15. In Act 3, Scene 5 (probably not genuine), what is Hecat’s understanding of the Witches’ conduct from the play’s outset, and how does she clarify Macbeth’s chief human flaw or weak point?
16. In Act 3, Scene 6, how do Lennox and his fellow lord describe the current state of affairs in Scotland? What actions are under way beyond the kingdom, and why?
17. In Act 4, Scene 1, when Macbeth goes for his second visit to the Weird Sisters and Hecate, what successive visions do they unfold before him? How does Macbeth respond to each, and what plan of action does he make on the basis of what he has learned from these visions?
18. In Act 4, Scene 2, Lady Macduff and her young son are murdered. What perspective do these two characters provide that has not as yet found its way into this play about political intrigue and vaulting ambition? How might we characterize the structural principle in accordance with which this painful scene appears where it does?

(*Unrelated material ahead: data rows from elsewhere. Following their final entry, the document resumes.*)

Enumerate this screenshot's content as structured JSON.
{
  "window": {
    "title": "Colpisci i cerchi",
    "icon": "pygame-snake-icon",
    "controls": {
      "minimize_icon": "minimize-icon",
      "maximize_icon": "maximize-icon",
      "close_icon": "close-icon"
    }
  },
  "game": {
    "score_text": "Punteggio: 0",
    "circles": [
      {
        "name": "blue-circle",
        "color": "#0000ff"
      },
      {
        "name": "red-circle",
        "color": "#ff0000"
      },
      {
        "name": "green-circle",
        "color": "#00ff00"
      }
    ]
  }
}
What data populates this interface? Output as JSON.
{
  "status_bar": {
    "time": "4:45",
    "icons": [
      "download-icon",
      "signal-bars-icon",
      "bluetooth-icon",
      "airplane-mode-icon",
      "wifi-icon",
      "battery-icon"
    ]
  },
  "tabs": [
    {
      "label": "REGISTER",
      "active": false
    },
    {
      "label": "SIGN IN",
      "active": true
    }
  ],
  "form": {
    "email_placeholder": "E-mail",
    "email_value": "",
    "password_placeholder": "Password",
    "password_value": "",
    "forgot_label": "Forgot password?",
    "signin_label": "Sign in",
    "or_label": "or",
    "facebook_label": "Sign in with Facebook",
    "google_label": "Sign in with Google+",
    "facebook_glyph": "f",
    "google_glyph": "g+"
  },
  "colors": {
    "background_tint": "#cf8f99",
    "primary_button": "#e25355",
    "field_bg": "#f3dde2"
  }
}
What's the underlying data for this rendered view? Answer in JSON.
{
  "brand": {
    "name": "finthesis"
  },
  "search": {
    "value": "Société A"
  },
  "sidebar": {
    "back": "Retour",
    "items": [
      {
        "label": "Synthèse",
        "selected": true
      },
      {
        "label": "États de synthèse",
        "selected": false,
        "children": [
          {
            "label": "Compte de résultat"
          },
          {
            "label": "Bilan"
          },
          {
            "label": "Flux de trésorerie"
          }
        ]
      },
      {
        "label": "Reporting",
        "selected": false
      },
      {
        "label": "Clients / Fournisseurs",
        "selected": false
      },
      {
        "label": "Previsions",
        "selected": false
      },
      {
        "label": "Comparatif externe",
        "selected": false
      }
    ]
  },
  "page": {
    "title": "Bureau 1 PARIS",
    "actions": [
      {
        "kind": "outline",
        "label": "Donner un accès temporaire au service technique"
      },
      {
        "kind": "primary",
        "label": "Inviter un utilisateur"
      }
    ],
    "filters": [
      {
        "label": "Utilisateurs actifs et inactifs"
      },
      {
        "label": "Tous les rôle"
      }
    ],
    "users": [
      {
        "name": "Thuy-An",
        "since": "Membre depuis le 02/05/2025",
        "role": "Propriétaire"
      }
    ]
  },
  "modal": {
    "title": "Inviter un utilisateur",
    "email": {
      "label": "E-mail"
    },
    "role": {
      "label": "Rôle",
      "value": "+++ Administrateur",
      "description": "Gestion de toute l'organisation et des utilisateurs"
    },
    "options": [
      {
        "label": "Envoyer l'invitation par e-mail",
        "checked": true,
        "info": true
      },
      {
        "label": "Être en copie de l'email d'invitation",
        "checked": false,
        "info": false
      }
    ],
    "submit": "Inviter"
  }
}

19. In Act 4, Scene 3, as Malcolm and Macduff consider the way forward against Macbeth, what accusations does Malcolm level against himself? Why does he subject Macduff to this disturbing self-deprecation? Moreover, what does the scene suggest about the play’s delimitation of the boundaries of royal power?

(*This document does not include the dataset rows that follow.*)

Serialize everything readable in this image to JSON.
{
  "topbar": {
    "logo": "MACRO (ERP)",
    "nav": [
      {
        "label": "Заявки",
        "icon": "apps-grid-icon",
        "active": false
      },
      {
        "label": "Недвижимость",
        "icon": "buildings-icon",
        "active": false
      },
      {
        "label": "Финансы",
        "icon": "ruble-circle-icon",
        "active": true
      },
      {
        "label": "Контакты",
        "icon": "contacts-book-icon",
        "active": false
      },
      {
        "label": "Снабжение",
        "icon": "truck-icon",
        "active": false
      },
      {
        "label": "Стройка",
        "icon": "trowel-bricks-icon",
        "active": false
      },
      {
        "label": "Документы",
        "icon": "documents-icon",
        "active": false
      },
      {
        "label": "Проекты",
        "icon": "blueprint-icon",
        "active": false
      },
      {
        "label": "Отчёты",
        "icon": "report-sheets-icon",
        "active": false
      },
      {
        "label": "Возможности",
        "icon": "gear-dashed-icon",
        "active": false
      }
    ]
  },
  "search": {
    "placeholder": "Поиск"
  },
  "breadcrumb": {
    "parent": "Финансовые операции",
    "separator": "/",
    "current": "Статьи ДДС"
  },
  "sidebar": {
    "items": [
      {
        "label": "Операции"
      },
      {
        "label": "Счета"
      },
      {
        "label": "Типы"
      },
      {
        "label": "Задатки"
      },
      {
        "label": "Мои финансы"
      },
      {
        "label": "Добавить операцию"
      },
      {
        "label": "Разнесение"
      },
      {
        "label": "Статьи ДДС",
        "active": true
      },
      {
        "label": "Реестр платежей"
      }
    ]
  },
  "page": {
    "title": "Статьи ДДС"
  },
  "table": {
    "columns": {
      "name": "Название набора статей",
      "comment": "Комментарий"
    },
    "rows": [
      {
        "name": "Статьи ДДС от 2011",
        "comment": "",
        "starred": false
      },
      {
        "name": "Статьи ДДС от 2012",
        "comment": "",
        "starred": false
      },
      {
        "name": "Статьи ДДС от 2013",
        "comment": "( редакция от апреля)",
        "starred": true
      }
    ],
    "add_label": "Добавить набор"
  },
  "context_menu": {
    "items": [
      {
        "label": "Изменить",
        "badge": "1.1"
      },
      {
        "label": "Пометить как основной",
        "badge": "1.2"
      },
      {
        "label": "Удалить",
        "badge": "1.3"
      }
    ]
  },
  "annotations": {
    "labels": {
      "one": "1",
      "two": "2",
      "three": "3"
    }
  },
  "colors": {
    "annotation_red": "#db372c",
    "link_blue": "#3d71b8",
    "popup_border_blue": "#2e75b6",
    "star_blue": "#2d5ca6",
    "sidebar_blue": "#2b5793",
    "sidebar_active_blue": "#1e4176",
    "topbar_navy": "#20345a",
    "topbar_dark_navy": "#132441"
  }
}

20. In Act 4, Scene 3, Macduff is informed of the murder of his own family, and Malcolm immediately tries to shape the stricken man’s response. Describe the rhetoric he employs to do so. How might this portion of the scene (Macduff’s response and Malcolm’s rhetoric) be taken as metacommentary on the ethos and language of war and manhood that runs all through this play?
21. In Act 5, Scene 1, what symptoms of insanity does Lady Macbeth display? (In responding, look up “obsessive-compulsive disorder” (OCD), which is today’s term for this character’s affliction.) What’s the point of dwelling on the Queen’s psychological symptoms in a play filled with supernatural events? Why is it Lady Macbeth and not Macbeth who suffers this fate, even though the man had himself shown some of the same guilty obsession right after the murder of Duncan?

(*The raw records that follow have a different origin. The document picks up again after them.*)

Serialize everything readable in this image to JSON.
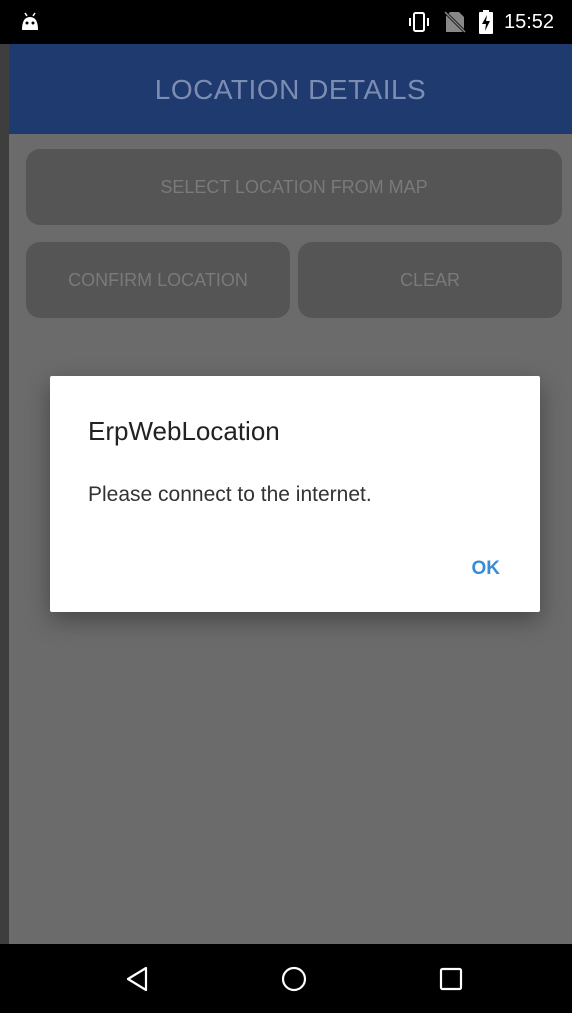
{
  "status_bar": {
    "time": "15:52",
    "icons": [
      "android-icon",
      "vibrate-icon",
      "no-sim-icon",
      "battery-charging-icon"
    ]
  },
  "app_bar": {
    "title": "LOCATION DETAILS"
  },
  "buttons": {
    "select_location": "SELECT LOCATION FROM MAP",
    "confirm_location": "CONFIRM LOCATION",
    "clear": "CLEAR"
  },
  "dialog": {
    "title": "ErpWebLocation",
    "message": "Please connect to the internet.",
    "ok_label": "OK"
  },
  "nav_bar": {
    "buttons": [
      "back-icon",
      "home-icon",
      "recents-icon"
    ]
  },
  "colors": {
    "app_bar": "#1e3a6f",
    "scrim_background": "#6b6b6b",
    "dialog_accent": "#3a8bd6"
  }
}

22. In Act 5, Scene 2, Menteth, Cathness, and Angus describe Macbeth’s plight. In Scene 3, how does Macbeth bear out this description in his actions and words? How does his conversation with the doctor attending Lady Macbeth deepen our insight into his current state of mind as the forces arrayed against him begin to close in, and disaster looms?
23. In Act 5, Scene 5, Macbeth faces the death of his distracted wife and the eerie news that Birnan Wood is moving towards him, making a cruel mockery of what had seemed a solid prophecy of his continued hold on power. With what quality of speech, what attitude, does he greet these events? How do his reflections mark a change from what we have become accustomed to in the king since the murder of Duncan? Do we have here a traditional recognition scene where the protagonist acknowledges the nature of his mistake and accepts the consequences, or would you describe what happens some other way? Explain.
24. In Act 5, Scenes 7-8, in what manner does Macbeth face the destruction that he now understands to be imminent? As he moves from the philosophical reflection of Scene 5 to the attitude he displays in the present scenes, what pattern has reasserted itself in Macbeth’s attitudes and actions from the play’s beginning?
25. In Act 5, Scenes 8-9, Macbeth is killed and Malcolm is proclaimed king. Several of Shakespeare’s tragedies, among them Hamlet and King Lear, end with a political restoration. Discuss the quality of that restoration in the current play; to what extent has the damage done by Macbeth been repaired? Does the principle of order seem secure at the play’s end? Explain the rationale for your response.
Edition. Greenblatt, Stephen et al., eds. The Norton Shakespeare. 2nd edition. Four-Volume Genre Paperback Set. Norton, 2008. ISBN-13: 978-0-393-93152-5.
Copyright © 2012 Alfred J. Drake